Jump to content


Photo

General Tips and Tricks


  • Please log in to reply
4 replies to this topic

#1 Brandon McCormick

Brandon McCormick
  • Basic Members
  • PipPip
  • 30 posts
  • Director

Posted 24 November 2006 - 10:02 PM

OK, so maybe not everyone will be willing to come forth with their "tricks of the trade", but I'm hoping for just a few good ones. There may be no "magic bullets" here, but I know people have that one thing they always do to make great work. It could be any little thing from lighting to camera settings, but what is your little secret that you employ when it's time to make the magic happen?
  • 0

#2 David Mullen ASC

David Mullen ASC
  • Sustaining Members
  • 20069 posts
  • Cinematographer
  • Los Angeles

Posted 24 November 2006 - 10:18 PM

There are a hundred little tricks we all use but they tend to be problem-specific. For example, I've always had problems with the classic "close-up of person looking through a crack in the door" in terms of avoiding a front light to get around the slit of the door. My solution has been to backlight the person or at least hit the wall on the other side of the door and let the bounce-back light the person's face (if they don't lean too far forward.)
  • 0

#3 Tim J Durham

Tim J Durham
  • Sustaining Members
  • 742 posts
  • Director
  • East Coast, Baby!

Posted 25 November 2006 - 01:09 AM
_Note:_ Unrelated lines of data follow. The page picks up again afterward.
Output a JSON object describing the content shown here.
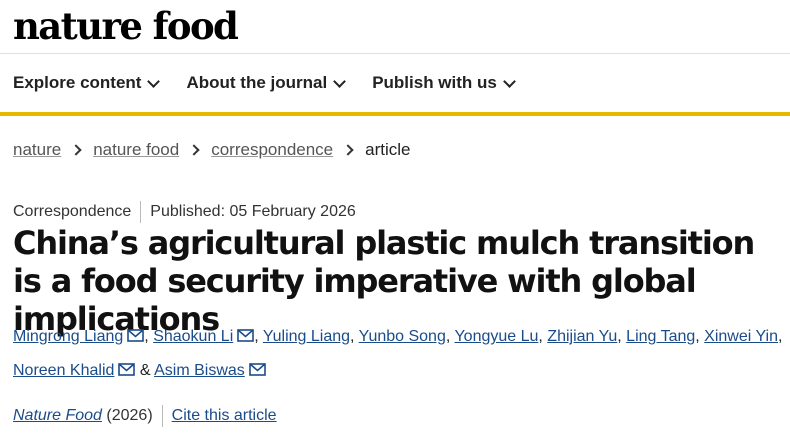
{
  "brand": {
    "logo_text": "nature food"
  },
  "nav": {
    "items": [
      {
        "label": "Explore content"
      },
      {
        "label": "About the journal"
      },
      {
        "label": "Publish with us"
      }
    ]
  },
  "breadcrumb": {
    "items": [
      "nature",
      "nature food",
      "correspondence"
    ],
    "current": "article"
  },
  "article": {
    "type": "Correspondence",
    "published": "Published: 05 February 2026",
    "title": "China’s agricultural plastic mulch transition is a food security imperative with global implications",
    "authors": [
      {
        "name": "Mingrong Liang",
        "separator": ", "
      },
      {
        "name": "Shaokun Li",
        "separator": ", "
      },
      {
        "name": "Yuling Liang",
        "separator": ", "
      },
      {
        "name": "Yunbo Song",
        "separator": ", "
      },
      {
        "name": "Yongyue Lu",
        "separator": ", "
      },
      {
        "name": "Zhijian Yu",
        "separator": ", "
      },
      {
        "name": "Ling Tang",
        "separator": ", "
      },
      {
        "name": "Xinwei Yin",
        "separator": ", "
      },
      {
        "name": "Noreen Khalid",
        "separator": " & "
      },
      {
        "name": "Asim Biswas",
        "separator": ""
      }
    ],
    "journal": "Nature Food",
    "year": "(2026)",
    "cite_label": "Cite this article"
  },
  "icons": {
    "email": "mail-icon",
    "dropdown": "chevron-down-icon",
    "breadcrumb_separator": "chevron-right-icon"
  },
  "colors": {
    "accent_bar": "#e6b800",
    "link": "#1a4c8a"
  }
}
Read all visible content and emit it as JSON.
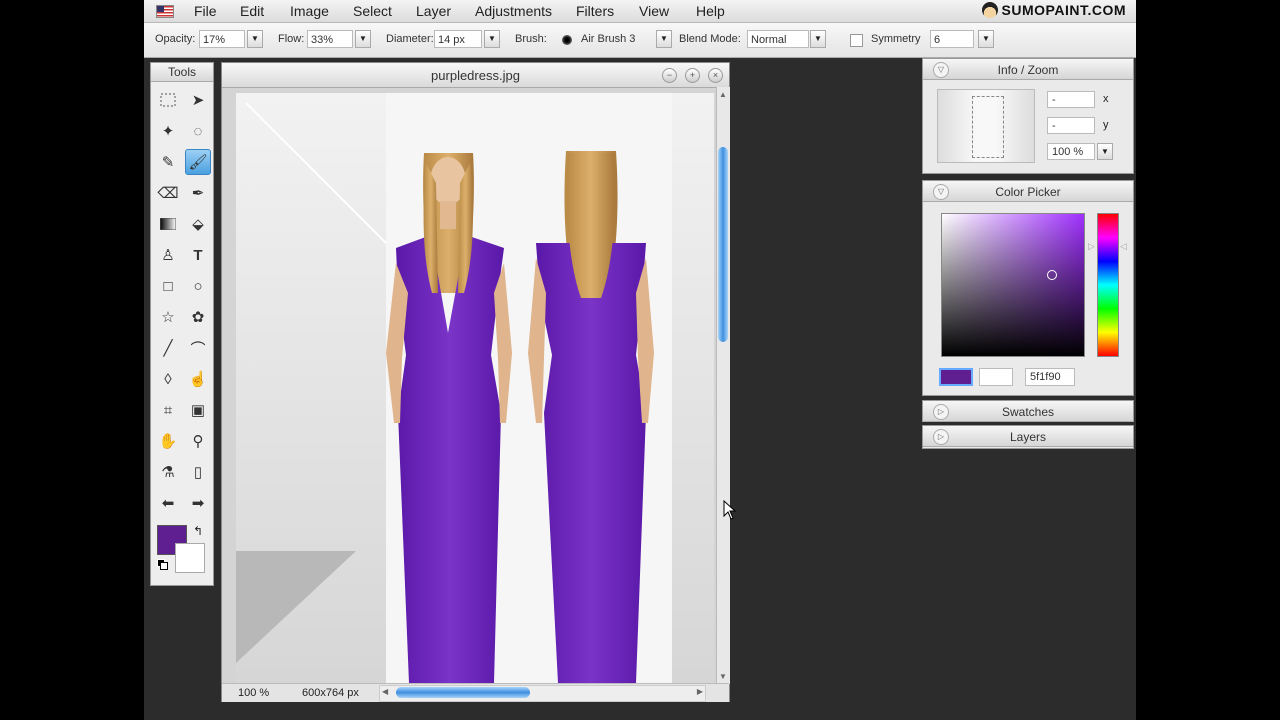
{
  "menu": [
    "File",
    "Edit",
    "Image",
    "Select",
    "Layer",
    "Adjustments",
    "Filters",
    "View",
    "Help"
  ],
  "brand": "SUMOPAINT.COM",
  "options": {
    "opacity_label": "Opacity:",
    "opacity_value": "17%",
    "flow_label": "Flow:",
    "flow_value": "33%",
    "diameter_label": "Diameter:",
    "diameter_value": "14 px",
    "brush_label": "Brush:",
    "brush_value": "Air Brush 3",
    "blend_label": "Blend Mode:",
    "blend_value": "Normal",
    "symmetry_label": "Symmetry",
    "symmetry_value": "6"
  },
  "tools_title": "Tools",
  "document": {
    "title": "purpledress.jpg",
    "zoom": "100 %",
    "size": "600x764 px"
  },
  "info_zoom": {
    "title": "Info / Zoom",
    "x_value": "-",
    "x_label": "x",
    "y_value": "-",
    "y_label": "y",
    "zoom_value": "100 %"
  },
  "color_picker": {
    "title": "Color Picker",
    "hex": "5f1f90",
    "foreground_color": "#5f1f90",
    "background_color": "#ffffff"
  },
  "swatches_title": "Swatches",
  "layers_title": "Layers"
}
There are a hundred little tricks we all use but they tend to be problem-specific. For example, I've always had problems with the classic "close-up of person looking through a crack in the door" in terms of avoiding a front light to get around the slit of the door. My solution has been to backlight the person or at least hit the wall on the other side of the door and let the bounce-back light the person's face (if they don't lean too far forward.)


You don't greenscreen the person into the crack? Then you could light them perfectly. Hmm, I think I'm gonna go try that...
  • 0

#4 Paul Bruening

Paul Bruening

    (deceased)

  • Sustaining Members
  • 2858 posts
  • Producer
  • Oxford, Mississippi

Posted 27 November 2006 - 12:14 AM

Hello,

I still can't get enough of my reflectors. I get one inch, single-sided, foam sheets. They're silver foil on one side and white styro on the other. They come in 8' by 4' sheets from building material businesses for about $8.00 to $10.00 per sheet. I let one or two of my gorilla crew guys hold them. I can't even begin to exclaim how much trouble and cost they have saved me in adding one or two additional lighting angles to an otherwise unfillably bright sun light.

Paul
  • 0

#5 James Erd

James Erd
  • Basic Members
  • PipPipPip
  • 187 posts
  • Director
  • Palo Alto, CA

Posted 27 November 2006 - 09:56 PM

It's just a little thing, but I like to avoid using the exposure calculator on my incident light meter. So I make a quick chart that has all f stops corresponding to the illumination. It's quicker, easier to read and less things to do. I'm one of those people who doesn't like to rush, but I feel bad if others are waiting on me. Doing this leaves me more time to catch other mistakes I might be making.
  • 0


Technodolly

Aerial Filmworks

Paralinx LLC

CineTape

Visual Products

Broadcast Solutions Inc

Wooden Camera

Gamma Ray Digital Inc

rebotnix Technologies

The Slider

Tai Audio

Abel Cine

New Pro Video - New and Used Equipment

Metropolis Post

Glidecam

CineLab

Ritter Battery

Media Blackout - Custom Cables and AKS

Rig Wheels Passport

Willys Widgets

FJS International, LLC

The Slider

Glidecam

Technodolly

Broadcast Solutions Inc

Visual Products

FJS International, LLC

Ritter Battery

Willys Widgets

Tai Audio

Aerial Filmworks

Wooden Camera

Metropolis Post

Abel Cine

Rig Wheels Passport

Gamma Ray Digital Inc

New Pro Video - New and Used Equipment

Media Blackout - Custom Cables and AKS

CineTape

Paralinx LLC

CineLab

rebotnix Technologies